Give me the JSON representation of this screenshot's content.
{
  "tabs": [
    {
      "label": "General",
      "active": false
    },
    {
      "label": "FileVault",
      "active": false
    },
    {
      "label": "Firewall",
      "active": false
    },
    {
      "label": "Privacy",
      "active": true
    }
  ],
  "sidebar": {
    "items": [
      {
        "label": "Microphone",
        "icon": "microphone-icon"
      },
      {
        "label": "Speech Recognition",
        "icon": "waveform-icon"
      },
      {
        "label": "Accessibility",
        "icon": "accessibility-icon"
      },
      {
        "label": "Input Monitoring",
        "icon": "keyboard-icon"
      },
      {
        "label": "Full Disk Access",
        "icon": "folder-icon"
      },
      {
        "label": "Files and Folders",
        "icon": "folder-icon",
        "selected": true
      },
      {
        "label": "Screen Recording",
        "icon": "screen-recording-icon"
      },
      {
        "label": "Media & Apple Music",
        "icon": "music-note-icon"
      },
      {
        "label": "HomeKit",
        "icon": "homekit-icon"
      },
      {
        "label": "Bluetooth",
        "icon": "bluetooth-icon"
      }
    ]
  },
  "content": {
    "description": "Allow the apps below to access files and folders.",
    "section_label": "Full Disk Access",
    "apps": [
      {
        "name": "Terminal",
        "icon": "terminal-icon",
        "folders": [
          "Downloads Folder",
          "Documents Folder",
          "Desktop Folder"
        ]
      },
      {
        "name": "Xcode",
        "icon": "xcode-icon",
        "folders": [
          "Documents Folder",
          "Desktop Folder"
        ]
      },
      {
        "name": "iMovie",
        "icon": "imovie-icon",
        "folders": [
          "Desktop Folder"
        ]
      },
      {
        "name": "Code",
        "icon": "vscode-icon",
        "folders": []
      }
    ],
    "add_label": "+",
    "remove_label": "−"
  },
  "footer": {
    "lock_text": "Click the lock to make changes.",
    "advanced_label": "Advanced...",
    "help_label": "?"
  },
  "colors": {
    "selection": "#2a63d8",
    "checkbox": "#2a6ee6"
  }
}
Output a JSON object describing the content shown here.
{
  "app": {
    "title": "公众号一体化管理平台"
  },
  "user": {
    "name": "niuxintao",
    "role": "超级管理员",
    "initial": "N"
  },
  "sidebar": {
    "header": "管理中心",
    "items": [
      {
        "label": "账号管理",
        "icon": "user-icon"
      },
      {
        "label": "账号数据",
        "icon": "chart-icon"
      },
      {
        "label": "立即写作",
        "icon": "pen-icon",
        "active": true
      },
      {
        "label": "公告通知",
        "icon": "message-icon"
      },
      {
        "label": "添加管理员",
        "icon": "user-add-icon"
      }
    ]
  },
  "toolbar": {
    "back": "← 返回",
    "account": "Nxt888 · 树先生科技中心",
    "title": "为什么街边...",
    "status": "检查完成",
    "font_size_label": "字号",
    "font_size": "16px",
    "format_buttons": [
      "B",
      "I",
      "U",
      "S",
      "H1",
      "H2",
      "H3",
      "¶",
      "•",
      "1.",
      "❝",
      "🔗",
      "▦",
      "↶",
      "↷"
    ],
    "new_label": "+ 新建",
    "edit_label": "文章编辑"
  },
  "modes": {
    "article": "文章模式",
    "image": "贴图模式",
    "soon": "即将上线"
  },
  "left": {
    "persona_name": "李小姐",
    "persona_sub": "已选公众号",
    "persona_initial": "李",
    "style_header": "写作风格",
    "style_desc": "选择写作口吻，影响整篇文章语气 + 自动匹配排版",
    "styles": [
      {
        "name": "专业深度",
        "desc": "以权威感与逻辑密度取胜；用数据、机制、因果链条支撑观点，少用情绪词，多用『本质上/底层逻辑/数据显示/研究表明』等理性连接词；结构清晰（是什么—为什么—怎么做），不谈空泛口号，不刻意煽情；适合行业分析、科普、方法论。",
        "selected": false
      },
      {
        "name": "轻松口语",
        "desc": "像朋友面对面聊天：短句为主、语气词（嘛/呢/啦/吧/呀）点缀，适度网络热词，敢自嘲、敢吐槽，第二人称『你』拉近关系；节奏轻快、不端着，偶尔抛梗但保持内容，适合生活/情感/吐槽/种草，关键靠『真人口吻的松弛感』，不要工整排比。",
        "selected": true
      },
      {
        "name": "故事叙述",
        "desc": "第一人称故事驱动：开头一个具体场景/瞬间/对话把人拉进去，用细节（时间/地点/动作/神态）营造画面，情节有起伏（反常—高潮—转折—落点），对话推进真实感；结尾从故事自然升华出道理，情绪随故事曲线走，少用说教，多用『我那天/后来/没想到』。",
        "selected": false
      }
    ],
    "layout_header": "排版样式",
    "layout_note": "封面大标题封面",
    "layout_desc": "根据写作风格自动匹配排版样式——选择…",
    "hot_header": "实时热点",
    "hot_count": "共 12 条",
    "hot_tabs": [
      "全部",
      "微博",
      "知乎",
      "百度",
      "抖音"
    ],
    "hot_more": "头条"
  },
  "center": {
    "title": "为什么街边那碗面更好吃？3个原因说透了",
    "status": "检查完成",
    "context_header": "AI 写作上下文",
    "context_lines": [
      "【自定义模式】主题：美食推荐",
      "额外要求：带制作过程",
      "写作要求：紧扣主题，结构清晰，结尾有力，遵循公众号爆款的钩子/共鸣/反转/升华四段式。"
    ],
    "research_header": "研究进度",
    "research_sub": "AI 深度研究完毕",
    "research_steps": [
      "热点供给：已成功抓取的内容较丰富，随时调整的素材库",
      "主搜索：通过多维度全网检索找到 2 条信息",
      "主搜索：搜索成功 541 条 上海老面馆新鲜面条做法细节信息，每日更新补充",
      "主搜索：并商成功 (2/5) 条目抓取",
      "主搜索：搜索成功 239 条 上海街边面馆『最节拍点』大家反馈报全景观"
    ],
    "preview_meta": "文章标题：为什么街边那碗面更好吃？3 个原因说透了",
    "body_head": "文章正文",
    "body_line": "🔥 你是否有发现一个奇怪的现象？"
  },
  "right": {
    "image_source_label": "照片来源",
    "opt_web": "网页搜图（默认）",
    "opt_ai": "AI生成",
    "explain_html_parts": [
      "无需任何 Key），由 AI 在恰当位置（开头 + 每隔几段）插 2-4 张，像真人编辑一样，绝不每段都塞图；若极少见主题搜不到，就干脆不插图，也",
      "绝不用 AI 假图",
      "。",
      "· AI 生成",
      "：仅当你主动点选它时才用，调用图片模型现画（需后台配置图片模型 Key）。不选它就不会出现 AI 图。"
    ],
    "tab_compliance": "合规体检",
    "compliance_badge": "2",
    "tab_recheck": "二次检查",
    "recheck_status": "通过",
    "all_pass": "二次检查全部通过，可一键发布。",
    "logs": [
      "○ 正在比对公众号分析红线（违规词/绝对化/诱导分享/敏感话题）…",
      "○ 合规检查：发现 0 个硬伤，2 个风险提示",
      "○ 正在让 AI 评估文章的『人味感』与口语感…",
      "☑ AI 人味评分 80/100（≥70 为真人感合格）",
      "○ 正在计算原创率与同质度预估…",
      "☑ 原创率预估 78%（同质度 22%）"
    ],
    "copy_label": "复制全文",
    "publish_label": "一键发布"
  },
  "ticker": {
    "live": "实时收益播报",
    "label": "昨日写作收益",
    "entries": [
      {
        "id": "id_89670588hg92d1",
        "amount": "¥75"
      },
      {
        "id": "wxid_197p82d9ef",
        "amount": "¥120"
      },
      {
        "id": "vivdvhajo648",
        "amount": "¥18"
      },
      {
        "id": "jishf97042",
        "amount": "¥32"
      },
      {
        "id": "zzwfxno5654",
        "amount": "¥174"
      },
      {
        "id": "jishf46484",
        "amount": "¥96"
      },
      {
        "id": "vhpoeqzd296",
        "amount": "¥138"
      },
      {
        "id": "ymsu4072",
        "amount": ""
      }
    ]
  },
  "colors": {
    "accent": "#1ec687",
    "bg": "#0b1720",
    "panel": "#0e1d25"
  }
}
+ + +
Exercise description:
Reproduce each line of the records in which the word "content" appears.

Solved exercise:
Give me the JSON representation of this screenshot's content.
  "content": {
Output a JSON object describing the content shown here.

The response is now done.